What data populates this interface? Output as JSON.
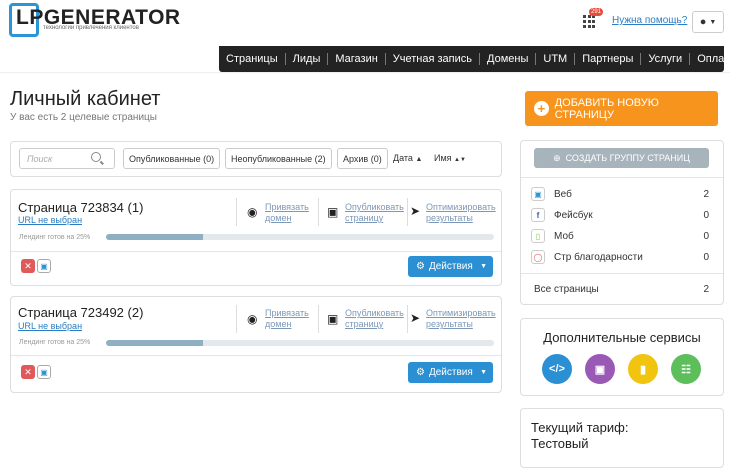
{
  "brand": {
    "name": "LPGENERATOR",
    "tagline": "технологии привлечения клиентов",
    "accent": "#2b95d6"
  },
  "header": {
    "notifications_count": "291",
    "help_link": "Нужна помощь?",
    "user_menu_icon": "user-icon"
  },
  "nav": {
    "items": [
      "Страницы",
      "Лиды",
      "Магазин",
      "Учетная запись",
      "Домены",
      "UTM",
      "Партнеры",
      "Услуги",
      "Оплата"
    ]
  },
  "page": {
    "title": "Личный кабинет",
    "subtitle": "У вас есть 2 целевые страницы",
    "add_button": "ДОБАВИТЬ НОВУЮ СТРАНИЦУ"
  },
  "filter": {
    "search_placeholder": "Поиск",
    "published": "Опубликованные (0)",
    "unpublished": "Неопубликованные (2)",
    "archive": "Архив (0)",
    "sort_date": "Дата",
    "sort_name": "Имя"
  },
  "pages": [
    {
      "title": "Страница 723834 (1)",
      "url": "URL не выбран",
      "progress_label": "Лендинг готов на 25%",
      "progress": 0.25,
      "link_domain": [
        "Привязать",
        "домен"
      ],
      "link_publish": [
        "Опубликовать",
        "страницу"
      ],
      "link_optimize": [
        "Оптимизировать",
        "результаты"
      ],
      "actions": "Действия"
    },
    {
      "title": "Страница 723492 (2)",
      "url": "URL не выбран",
      "progress_label": "Лендинг готов на 25%",
      "progress": 0.25,
      "link_domain": [
        "Привязать",
        "домен"
      ],
      "link_publish": [
        "Опубликовать",
        "страницу"
      ],
      "link_optimize": [
        "Оптимизировать",
        "результаты"
      ],
      "actions": "Действия"
    }
  ],
  "groups": {
    "create_button": "СОЗДАТЬ ГРУППУ СТРАНИЦ",
    "rows": [
      {
        "label": "Веб",
        "value": "2",
        "icon": "monitor-icon"
      },
      {
        "label": "Фейсбук",
        "value": "0",
        "icon": "facebook-icon"
      },
      {
        "label": "Моб",
        "value": "0",
        "icon": "mobile-icon"
      },
      {
        "label": "Стр благодарности",
        "value": "0",
        "icon": "thanks-icon"
      }
    ],
    "total_label": "Все страницы",
    "total_value": "2"
  },
  "services": {
    "title": "Дополнительные сервисы",
    "icons": [
      "code-icon",
      "image-icon",
      "chart-icon",
      "cart-icon"
    ],
    "colors": [
      "#2b8fd3",
      "#9b59b6",
      "#f1c40f",
      "#5cbf5c"
    ]
  },
  "tariff": {
    "line1": "Текущий тариф:",
    "line2": "Тестовый"
  }
}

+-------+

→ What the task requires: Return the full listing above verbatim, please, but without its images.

→ Task solution:
What data populates this interface? Output as JSON.
{
  "brand": {
    "name": "LPGENERATOR",
    "tagline": "технологии привлечения клиентов",
    "accent": "#2b95d6"
  },
  "header": {
    "notifications_count": "291",
    "help_link": "Нужна помощь?",
    "user_menu_icon": "user-icon"
  },
  "nav": {
    "items": [
      "Страницы",
      "Лиды",
      "Магазин",
      "Учетная запись",
      "Домены",
      "UTM",
      "Партнеры",
      "Услуги",
      "Оплата"
    ]
  },
  "page": {
    "title": "Личный кабинет",
    "subtitle": "У вас есть 2 целевые страницы",
    "add_button": "ДОБАВИТЬ НОВУЮ СТРАНИЦУ"
  },
  "filter": {
    "search_placeholder": "Поиск",
    "published": "Опубликованные (0)",
    "unpublished": "Неопубликованные (2)",
    "archive": "Архив (0)",
    "sort_date": "Дата",
    "sort_name": "Имя"
  },
  "pages": [
    {
      "title": "Страница 723834 (1)",
      "url": "URL не выбран",
      "progress_label": "Лендинг готов на 25%",
      "progress": 0.25,
      "link_domain": [
        "Привязать",
        "домен"
      ],
      "link_publish": [
        "Опубликовать",
        "страницу"
      ],
      "link_optimize": [
        "Оптимизировать",
        "результаты"
      ],
      "actions": "Действия"
    },
    {
      "title": "Страница 723492 (2)",
      "url": "URL не выбран",
      "progress_label": "Лендинг готов на 25%",
      "progress": 0.25,
      "link_domain": [
        "Привязать",
        "домен"
      ],
      "link_publish": [
        "Опубликовать",
        "страницу"
      ],
      "link_optimize": [
        "Оптимизировать",
        "результаты"
      ],
      "actions": "Действия"
    }
  ],
  "groups": {
    "create_button": "СОЗДАТЬ ГРУППУ СТРАНИЦ",
    "rows": [
      {
        "label": "Веб",
        "value": "2",
        "icon": "monitor-icon"
      },
      {
        "label": "Фейсбук",
        "value": "0",
        "icon": "facebook-icon"
      },
      {
        "label": "Моб",
        "value": "0",
        "icon": "mobile-icon"
      },
      {
        "label": "Стр благодарности",
        "value": "0",
        "icon": "thanks-icon"
      }
    ],
    "total_label": "Все страницы",
    "total_value": "2"
  },
  "services": {
    "title": "Дополнительные сервисы",
    "icons": [
      "code-icon",
      "image-icon",
      "chart-icon",
      "cart-icon"
    ],
    "colors": [
      "#2b8fd3",
      "#9b59b6",
      "#f1c40f",
      "#5cbf5c"
    ]
  },
  "tariff": {
    "line1": "Текущий тариф:",
    "line2": "Тестовый"
  }
}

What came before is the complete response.